On the left is another curious matchcover. It's from Smith's Silver Valley Station "30 Miles E. of Barstow." No highway number is printed on the matchcover. I have seen matchcovers where the business states it is east of Barstow but the business was really northeast of Barstow on US Highway 91, the road toward Las Vegas. But the mileage table printed on the inside of this matchcover references Needles, Flagstaff and Albuquerque and not Las Vegas or Salt Lake City, so I think that Smith's Silver Valley Station was on US Highway 66 but I can't prove it. There is a Silver Valley School District east of Barstow and a Silver Valley Road that runs north and parallel to old Route 66 between Daggett and east of Newberry Springs today so this is the right area. Any business with a cafe, cabins and gasoline would have to be on a major highway it seems to me. The Mojave Water Camp, later Poe's and later still Desert Oasis, was also 30 miles east of Barstow but I have never known any of these businesses to be called the Silver Valley Station at any time but I am not an expert on the region. It is possible that the Silver Valley Station was a different nearby business. In Jack Rittenhouse's A Guide Book to Highway 66 at mileposts 205 and 206 (reference to the Colorado River but these mileposts work out to be about 30 miles east of Barstow) he mentions facilities for gasoline so there were other businesses in the Mojave Desert. This matchcover looks to be from the 1950s so it may have been a business built after Mr. Rittenhouse's book was published in 1946. If anyone has any information on Smith's Silver Valley Station in the Mojave Desert please contact me.

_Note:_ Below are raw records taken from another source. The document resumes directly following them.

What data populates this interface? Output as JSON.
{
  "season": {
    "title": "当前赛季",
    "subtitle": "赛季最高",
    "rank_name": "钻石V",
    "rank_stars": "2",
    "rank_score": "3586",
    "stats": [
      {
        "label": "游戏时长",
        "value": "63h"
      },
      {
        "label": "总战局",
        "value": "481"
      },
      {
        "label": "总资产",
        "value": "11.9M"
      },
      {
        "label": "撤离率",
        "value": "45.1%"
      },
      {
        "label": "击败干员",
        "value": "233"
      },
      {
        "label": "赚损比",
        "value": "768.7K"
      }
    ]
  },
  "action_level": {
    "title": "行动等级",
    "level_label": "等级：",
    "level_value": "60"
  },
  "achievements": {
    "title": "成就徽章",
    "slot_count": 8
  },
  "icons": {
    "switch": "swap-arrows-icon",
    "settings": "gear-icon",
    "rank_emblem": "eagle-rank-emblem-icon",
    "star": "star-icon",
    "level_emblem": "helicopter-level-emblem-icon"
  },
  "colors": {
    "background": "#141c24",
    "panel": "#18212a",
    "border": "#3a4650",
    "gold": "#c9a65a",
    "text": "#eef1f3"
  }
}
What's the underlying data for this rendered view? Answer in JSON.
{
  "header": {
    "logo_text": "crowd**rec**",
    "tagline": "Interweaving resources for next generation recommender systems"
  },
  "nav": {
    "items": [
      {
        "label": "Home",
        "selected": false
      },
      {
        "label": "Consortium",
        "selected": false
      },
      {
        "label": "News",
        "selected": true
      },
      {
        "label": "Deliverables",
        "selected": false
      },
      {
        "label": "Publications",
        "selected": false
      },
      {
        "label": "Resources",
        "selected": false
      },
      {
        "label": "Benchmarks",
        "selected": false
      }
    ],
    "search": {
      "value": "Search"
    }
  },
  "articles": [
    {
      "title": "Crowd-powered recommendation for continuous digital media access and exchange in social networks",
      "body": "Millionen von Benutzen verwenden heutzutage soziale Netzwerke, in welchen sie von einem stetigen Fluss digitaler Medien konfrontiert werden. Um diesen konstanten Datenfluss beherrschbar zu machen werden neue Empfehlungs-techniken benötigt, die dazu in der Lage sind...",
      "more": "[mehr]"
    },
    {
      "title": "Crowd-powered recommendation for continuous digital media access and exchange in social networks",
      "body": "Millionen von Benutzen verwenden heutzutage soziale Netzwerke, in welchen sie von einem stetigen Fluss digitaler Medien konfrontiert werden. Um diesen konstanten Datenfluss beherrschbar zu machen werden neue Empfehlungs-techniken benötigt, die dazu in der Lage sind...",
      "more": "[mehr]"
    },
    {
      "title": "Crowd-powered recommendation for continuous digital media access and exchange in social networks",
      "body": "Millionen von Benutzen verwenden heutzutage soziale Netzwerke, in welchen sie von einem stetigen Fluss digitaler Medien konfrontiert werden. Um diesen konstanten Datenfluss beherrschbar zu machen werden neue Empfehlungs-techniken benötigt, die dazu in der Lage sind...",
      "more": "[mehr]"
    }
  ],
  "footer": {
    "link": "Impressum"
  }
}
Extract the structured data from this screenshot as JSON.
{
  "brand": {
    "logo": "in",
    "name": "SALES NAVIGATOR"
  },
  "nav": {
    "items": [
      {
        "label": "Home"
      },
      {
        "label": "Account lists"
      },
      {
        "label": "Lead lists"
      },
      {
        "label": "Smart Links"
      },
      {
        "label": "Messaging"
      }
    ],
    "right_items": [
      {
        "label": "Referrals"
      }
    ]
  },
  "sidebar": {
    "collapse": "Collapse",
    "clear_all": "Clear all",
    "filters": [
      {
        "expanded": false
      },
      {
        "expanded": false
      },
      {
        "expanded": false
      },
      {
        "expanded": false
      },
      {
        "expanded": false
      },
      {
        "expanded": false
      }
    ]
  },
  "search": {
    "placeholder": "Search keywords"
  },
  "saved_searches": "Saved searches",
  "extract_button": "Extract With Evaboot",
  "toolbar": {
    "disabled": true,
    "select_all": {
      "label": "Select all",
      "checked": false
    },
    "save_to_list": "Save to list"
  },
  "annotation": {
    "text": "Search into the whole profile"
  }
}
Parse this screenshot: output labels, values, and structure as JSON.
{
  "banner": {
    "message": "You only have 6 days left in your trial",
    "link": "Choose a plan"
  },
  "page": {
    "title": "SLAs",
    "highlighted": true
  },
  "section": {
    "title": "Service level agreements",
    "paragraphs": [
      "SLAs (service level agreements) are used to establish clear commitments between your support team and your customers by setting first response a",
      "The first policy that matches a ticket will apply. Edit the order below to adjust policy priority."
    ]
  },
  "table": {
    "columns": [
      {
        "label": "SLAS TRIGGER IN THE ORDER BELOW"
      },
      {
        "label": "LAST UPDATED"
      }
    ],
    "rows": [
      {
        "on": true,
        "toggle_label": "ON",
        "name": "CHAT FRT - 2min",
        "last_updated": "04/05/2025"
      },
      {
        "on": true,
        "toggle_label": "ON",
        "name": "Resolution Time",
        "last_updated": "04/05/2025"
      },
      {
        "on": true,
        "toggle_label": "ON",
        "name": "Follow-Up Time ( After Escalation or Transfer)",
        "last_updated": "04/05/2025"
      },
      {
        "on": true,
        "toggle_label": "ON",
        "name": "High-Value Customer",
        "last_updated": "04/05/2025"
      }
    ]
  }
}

Some matchcovers are from such obscure locations that you have to think twice, or do some research, to verify that they are really from US Highway 66. Here are seven matchcovers (one from each state except Kansas) that were distributed by businesses on Route 66 that were located in less-known locations. See how many places you recognize:

Helendale Matchcover
Helendale was halfway between Victorville and Barstow. All of old Helendale is gone as it was bypassed in 1959 when the "Barstow Freeway" (later named Interstate 15) was opened.
Sun Valley Matchcover
The Sun Valley Motel and Restaurant once welcomed tired travelers out in eastern Arizona. Never heard of Sun Valley, Arizona? Hint: it's just east of Holbrook.
Milan Matchcover
The Green Goose Dining Room in Milan, New Mexico, featured "curb service". Milan called itself the "Carrot Capital of the World" between about 1940 and 1960. Milan is just west of Grants.
Lela Matchcover
Lela was one of those wide spots on the highway in the panhandle of Texas. The Lela Service Station was the area's post office and may have been the only traveler-oriented business in town.
Quapaw Matchcover
Allee's Dari-Burger sounds like a fun place to visit. In addition to sandwiches and ice cream miniature golf was available. Quapaw is about as far northeast as you can get in Oklahoma.
Doolittle Matchcover
Doolittle is so unnotable that this Joe's Place matchcover actually references Rolla, Missouri, eight miles to the east. The telephone number is tied into the Newburg exchange.
Braceville Matchcover
The Village Pump apparently doubled as a gas station and a liquor store. Braceville is a tiny town on US Highway 66 between Wilmington and Dwight in northern Illinois.